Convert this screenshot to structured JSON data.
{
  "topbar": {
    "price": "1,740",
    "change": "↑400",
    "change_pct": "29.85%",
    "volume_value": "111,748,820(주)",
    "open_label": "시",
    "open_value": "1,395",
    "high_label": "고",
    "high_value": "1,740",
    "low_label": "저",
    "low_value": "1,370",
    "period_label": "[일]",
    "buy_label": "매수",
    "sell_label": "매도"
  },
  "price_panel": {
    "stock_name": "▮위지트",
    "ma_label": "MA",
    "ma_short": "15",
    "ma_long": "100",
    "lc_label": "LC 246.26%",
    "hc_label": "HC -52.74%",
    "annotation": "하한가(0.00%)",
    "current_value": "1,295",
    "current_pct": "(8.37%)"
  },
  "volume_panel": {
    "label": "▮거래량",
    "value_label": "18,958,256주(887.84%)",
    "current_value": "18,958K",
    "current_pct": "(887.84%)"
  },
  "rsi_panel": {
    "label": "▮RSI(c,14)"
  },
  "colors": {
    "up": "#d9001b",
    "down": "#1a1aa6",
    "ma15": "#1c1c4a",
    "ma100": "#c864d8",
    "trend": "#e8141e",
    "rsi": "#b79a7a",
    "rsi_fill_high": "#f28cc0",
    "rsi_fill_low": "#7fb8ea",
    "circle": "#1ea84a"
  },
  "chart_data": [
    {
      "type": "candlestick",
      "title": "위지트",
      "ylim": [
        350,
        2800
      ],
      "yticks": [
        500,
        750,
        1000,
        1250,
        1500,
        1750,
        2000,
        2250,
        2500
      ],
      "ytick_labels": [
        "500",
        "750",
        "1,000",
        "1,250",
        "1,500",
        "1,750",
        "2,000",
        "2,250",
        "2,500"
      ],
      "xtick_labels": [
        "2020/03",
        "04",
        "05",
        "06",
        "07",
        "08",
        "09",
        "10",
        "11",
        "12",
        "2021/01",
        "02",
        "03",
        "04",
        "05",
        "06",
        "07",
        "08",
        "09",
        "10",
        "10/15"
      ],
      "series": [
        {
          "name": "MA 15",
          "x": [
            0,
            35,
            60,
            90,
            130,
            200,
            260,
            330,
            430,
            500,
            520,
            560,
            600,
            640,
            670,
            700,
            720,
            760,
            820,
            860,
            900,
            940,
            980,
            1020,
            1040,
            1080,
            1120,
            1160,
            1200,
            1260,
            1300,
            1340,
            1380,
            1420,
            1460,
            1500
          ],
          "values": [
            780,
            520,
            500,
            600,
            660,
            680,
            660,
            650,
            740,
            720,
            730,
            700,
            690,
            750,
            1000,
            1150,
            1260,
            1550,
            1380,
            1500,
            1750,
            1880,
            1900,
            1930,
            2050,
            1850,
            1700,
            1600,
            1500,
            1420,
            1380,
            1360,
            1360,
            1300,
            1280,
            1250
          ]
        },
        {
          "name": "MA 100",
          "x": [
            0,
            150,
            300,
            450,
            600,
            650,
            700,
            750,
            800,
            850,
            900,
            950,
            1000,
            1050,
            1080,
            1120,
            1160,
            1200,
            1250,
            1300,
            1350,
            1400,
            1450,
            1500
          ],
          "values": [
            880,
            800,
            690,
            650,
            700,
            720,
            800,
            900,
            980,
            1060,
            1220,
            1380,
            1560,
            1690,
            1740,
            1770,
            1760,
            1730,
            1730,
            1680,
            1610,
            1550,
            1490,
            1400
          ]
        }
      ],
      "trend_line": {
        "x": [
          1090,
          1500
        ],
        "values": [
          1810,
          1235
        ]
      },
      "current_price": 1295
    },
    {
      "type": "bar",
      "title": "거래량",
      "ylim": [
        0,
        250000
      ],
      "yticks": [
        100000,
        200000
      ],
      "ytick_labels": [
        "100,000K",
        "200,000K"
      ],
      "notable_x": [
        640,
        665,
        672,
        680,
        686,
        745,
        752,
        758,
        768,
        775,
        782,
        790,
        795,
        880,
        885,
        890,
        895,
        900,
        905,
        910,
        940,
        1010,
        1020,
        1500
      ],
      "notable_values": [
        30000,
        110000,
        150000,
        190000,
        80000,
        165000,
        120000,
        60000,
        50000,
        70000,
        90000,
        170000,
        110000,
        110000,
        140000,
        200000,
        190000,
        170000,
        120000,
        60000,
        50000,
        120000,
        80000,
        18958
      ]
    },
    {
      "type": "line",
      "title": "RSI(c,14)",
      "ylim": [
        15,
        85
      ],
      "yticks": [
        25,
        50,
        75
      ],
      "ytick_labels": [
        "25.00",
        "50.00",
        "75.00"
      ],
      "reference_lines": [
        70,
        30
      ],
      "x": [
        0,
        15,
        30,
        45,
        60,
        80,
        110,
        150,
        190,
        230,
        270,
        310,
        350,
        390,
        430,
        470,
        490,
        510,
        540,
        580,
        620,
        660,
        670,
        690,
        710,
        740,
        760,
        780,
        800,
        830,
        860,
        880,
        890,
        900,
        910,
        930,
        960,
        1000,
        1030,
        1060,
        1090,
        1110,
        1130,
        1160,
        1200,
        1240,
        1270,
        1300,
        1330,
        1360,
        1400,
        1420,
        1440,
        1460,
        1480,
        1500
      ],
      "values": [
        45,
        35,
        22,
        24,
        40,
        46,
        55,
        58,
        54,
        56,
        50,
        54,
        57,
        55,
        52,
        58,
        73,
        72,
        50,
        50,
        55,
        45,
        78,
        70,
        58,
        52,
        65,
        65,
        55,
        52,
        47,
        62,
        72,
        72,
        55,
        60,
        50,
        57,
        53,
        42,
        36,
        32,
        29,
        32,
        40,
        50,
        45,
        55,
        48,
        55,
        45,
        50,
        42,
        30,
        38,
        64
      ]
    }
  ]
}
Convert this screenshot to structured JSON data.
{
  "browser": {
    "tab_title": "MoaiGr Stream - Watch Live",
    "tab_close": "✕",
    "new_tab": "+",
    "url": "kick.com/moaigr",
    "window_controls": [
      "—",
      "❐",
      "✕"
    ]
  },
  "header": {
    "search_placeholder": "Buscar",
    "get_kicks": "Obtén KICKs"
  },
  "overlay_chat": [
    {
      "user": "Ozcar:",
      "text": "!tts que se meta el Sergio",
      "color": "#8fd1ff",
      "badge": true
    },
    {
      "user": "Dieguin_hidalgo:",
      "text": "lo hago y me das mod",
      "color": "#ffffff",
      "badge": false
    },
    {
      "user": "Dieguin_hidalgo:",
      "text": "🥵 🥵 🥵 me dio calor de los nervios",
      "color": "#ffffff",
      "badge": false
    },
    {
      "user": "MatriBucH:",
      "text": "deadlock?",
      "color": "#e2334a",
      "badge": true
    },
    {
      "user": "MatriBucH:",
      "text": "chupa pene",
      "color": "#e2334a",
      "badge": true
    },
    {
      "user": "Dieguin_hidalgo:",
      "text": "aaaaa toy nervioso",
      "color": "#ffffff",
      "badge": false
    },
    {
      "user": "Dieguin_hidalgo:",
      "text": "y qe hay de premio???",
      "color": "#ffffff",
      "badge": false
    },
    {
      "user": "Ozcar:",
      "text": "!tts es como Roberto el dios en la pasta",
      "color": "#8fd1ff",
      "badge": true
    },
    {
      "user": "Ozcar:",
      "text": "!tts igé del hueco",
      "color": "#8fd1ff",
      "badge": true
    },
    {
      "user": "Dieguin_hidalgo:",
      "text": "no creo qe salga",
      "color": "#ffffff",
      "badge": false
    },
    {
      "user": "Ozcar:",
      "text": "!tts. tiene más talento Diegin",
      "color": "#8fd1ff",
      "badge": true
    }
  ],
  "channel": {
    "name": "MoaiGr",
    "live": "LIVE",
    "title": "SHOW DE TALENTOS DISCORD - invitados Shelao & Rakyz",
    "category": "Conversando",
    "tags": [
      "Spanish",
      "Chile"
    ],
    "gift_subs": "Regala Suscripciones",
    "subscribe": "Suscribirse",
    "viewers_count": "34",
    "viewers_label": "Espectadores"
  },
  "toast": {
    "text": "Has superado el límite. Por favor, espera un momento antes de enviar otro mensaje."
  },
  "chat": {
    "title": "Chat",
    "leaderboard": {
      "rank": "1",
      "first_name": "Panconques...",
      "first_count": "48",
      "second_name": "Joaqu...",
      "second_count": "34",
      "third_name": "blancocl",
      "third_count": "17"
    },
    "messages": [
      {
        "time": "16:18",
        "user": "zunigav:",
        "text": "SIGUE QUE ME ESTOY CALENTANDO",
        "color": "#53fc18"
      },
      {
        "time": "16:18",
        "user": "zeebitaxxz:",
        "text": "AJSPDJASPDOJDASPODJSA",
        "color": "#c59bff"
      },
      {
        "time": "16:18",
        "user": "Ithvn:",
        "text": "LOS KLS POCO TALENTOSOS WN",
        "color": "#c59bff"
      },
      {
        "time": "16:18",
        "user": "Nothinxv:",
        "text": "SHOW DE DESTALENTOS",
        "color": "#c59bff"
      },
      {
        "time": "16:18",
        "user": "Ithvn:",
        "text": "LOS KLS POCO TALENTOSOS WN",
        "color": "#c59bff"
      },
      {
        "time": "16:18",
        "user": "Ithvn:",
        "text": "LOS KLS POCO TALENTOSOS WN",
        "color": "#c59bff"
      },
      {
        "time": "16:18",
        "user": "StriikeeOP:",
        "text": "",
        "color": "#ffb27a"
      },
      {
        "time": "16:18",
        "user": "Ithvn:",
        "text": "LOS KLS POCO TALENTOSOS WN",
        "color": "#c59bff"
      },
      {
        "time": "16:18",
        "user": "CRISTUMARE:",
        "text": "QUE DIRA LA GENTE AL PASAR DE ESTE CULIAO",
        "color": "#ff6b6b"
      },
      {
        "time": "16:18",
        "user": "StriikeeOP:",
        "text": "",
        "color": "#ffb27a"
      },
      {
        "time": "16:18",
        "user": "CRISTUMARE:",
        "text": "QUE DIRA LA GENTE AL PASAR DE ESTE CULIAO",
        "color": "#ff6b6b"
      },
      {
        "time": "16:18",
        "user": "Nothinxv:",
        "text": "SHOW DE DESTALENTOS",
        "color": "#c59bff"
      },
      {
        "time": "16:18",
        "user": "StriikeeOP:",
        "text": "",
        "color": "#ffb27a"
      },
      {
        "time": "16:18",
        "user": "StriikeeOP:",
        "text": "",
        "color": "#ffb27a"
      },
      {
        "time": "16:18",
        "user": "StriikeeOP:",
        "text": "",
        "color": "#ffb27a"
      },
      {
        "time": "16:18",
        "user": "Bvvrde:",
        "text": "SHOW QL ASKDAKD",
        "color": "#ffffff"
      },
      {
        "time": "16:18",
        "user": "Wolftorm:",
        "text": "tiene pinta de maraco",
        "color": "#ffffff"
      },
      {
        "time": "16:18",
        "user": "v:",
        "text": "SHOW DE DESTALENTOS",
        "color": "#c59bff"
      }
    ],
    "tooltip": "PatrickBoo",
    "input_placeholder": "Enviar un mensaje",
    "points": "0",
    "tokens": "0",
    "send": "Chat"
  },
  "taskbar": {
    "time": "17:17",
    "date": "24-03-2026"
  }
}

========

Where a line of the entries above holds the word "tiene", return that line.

      "text": "!tts. tiene más talento Diegin",
        "text": "tiene pinta de maraco",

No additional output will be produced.